ISLAMABAD – Pakistan plans to install new gas import terminals and pipelines to underpin an economic revival linked to $46 billion in Chinese deals, but its ambitions are being undermined by poor planning, price uncertainty and security concerns, industry experts said.
The government wants to increase imports to fuel industry expansion and reduce daily blackouts. It also aims to boost domestic gas production in the long term.
For that to happen, energy executives said the government must regulate the sector better, be more consistent in dealing with foreign firms and forge ahead with tapping big deposits in the province of Baluchistan, where separatists regularly clash with government forces.
“The security situation should not deter exploration; it doesn’t anywhere else,” said Shahid Sattar, a former member of the government’s Planning Commission.
“But the government has a history of reneging on signed contracts, which creates uncertainty.”
Pakistan’s 180 million citizens badly need more gas. It accounts for about half of the country’s energy requirements and can fuel four out of every five cars.
Pakistan has shale gas reserves of 105 trillion cubic feet, the U.S. Energy Information Administration estimates, enough for around 50 years of supplies at the current rate of consumption.
Yet Pakistan only generates about four billion cubic feet of gas a day, less than two-thirds of its needs. Power cuts often last at least eight hours a day. In the winter there is sometimes not enough gas to heat homes or cook. Filling stations frequently close.
Changing that will take time. A spokesman for the ministry of water and power said the government was reviewing 225 energy concessions to “incentivise owners and shareholders for production.”
Gas-rich Pakistan is not as attractive to investors as oil-rich countries, since oil can more easily be taken to market. For now, the government envisages imports as its main new source of supply.
Pakistan’s first liquefied natural gas (LNG) terminal, finished on time and on budget, began receiving shipments last month. The government plans to construct two more and connect them to pipelines to be built by state-owned Russian and Chinese companies.
“This expansion will have a huge impact,” said Mobin Saulat, head of state-run Inter State Gas systems, which oversees the pipelines. “We are looking at roughly enough gas supply to take care of the existing shortfall.”
Pakistan hopes to expand one of the pipelines to link up with Iran’s rich, underdeveloped gas fields if U.S. sanctions designed to check Iran’s nuclear program are lifted.
Already, though, the first import terminal faces problems. The channel leading from the sea is too shallow, and needs dredging before big LNG tankers can enter.
Until the dredging is done, and the row over who pays for it settled, Pakistan cannot sign an import deal with Qatargas. Analysts say now is a good time to commit to a long-term agreement as prices have plunged.
Desperate for gas, private businessmen funded Pakistan’s first small shipment of LNG, but there is no mechanism for them to sell the gas onto the domestic market.

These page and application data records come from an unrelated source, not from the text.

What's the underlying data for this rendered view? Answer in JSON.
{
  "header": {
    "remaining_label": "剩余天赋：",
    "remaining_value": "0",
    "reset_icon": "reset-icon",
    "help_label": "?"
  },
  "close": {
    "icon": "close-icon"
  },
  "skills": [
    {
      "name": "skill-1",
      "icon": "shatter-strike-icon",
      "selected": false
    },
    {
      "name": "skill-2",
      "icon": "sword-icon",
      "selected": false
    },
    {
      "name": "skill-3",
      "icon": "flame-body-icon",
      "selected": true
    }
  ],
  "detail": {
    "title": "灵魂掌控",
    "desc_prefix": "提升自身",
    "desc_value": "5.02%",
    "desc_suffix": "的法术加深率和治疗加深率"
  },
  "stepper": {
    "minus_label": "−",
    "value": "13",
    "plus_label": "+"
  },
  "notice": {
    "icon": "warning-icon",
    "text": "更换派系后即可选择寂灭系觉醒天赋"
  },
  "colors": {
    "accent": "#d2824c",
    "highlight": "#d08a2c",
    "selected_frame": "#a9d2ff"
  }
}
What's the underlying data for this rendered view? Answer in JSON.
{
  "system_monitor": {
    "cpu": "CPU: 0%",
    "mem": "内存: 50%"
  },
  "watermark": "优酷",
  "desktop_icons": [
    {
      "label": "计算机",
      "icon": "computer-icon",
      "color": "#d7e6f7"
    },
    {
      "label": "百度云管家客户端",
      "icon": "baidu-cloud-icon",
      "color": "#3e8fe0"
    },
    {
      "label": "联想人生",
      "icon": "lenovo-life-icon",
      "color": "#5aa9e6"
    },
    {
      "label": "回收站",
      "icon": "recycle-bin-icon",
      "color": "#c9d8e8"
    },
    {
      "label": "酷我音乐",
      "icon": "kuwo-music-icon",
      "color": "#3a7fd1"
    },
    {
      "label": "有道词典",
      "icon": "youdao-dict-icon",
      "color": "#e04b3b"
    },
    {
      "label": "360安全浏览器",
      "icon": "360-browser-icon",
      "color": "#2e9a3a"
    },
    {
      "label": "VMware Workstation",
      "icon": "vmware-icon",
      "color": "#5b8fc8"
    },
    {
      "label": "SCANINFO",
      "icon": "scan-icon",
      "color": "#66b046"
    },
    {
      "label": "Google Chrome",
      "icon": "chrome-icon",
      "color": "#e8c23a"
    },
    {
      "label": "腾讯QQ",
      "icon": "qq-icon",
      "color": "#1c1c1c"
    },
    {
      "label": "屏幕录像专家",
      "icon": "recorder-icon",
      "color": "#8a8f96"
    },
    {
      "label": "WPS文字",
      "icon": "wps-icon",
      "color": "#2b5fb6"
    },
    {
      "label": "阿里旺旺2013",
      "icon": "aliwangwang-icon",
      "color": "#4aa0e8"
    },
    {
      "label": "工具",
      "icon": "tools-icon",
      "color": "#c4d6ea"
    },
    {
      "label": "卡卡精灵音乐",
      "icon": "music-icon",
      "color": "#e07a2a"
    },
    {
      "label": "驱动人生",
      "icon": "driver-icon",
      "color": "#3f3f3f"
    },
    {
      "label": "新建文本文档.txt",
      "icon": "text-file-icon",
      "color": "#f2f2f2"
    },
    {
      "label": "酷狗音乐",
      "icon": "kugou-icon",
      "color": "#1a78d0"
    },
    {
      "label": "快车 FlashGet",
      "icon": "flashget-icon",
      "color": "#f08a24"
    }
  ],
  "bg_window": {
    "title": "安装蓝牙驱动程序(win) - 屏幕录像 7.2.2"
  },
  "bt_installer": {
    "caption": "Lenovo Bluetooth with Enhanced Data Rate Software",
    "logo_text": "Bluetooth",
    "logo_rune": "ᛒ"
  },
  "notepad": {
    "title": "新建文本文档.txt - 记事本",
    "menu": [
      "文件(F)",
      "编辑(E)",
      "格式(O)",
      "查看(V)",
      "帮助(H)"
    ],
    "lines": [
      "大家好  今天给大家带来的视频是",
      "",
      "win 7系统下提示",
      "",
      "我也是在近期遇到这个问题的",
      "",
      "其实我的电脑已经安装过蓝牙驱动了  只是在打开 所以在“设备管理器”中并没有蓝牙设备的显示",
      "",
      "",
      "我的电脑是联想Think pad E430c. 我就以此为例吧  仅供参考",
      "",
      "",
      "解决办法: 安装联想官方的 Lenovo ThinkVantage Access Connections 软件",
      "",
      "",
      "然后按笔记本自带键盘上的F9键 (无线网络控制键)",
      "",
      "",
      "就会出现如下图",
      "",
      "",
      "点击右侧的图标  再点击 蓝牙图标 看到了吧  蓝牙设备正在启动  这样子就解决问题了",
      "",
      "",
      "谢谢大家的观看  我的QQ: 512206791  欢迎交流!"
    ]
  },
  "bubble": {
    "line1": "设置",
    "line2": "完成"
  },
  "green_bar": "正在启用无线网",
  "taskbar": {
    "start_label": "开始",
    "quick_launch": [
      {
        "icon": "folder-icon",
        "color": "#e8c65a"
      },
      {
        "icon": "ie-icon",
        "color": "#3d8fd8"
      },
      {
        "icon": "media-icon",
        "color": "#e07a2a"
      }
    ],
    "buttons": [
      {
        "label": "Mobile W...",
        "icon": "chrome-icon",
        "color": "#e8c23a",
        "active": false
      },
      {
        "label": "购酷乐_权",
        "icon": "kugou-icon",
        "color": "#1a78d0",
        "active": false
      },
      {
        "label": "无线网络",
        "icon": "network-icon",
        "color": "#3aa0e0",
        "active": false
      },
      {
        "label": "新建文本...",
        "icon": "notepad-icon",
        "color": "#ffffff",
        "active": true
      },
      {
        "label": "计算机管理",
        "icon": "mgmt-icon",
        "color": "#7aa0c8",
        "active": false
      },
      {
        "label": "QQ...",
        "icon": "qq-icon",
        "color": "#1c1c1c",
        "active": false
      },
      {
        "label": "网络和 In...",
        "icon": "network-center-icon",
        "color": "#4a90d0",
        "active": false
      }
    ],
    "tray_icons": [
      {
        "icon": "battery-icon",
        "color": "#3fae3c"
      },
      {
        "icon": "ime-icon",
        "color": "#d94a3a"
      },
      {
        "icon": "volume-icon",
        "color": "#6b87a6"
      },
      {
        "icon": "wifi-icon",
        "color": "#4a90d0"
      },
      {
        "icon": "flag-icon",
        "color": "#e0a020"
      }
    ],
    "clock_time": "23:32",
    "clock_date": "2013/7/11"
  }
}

Power plants are also reluctant to sign deals because they do not know which charges the regulator will include in the price it sets on imported gas.
“Supply chain hiccups are inevitable,” said Talha Khan, assistant manager at K-electric, Pakistan’s biggest private electricity company. “The main problem is we can’t commit until there is transparency on the price.”
One of the two planned terminals will be at Gwadar port. That should link to a $1.7 billion pipeline to be built by the China Petroleum Pipeline Bureau, part of the $46 billion package of deals announced by China’s President Xi Jinping this month.
That pipeline could be extended to Iran’s deep sea South Pars gas field. After sanctions are lifted, Saulat said, it would take Iran three years to develop enough gas to fill the pipeline, though some industry experts say it will take longer.
The third terminal is planned near the existing one in Port Qasim, near Karachi.
Saulat said Russian company Rostec is interested in building a pipeline running to the wealthy province of Punjab. Rostec is under U.S. and EU sanctions over Ukraine.
This article was from Reuters and was legally licensed through the NewsCred publisher network.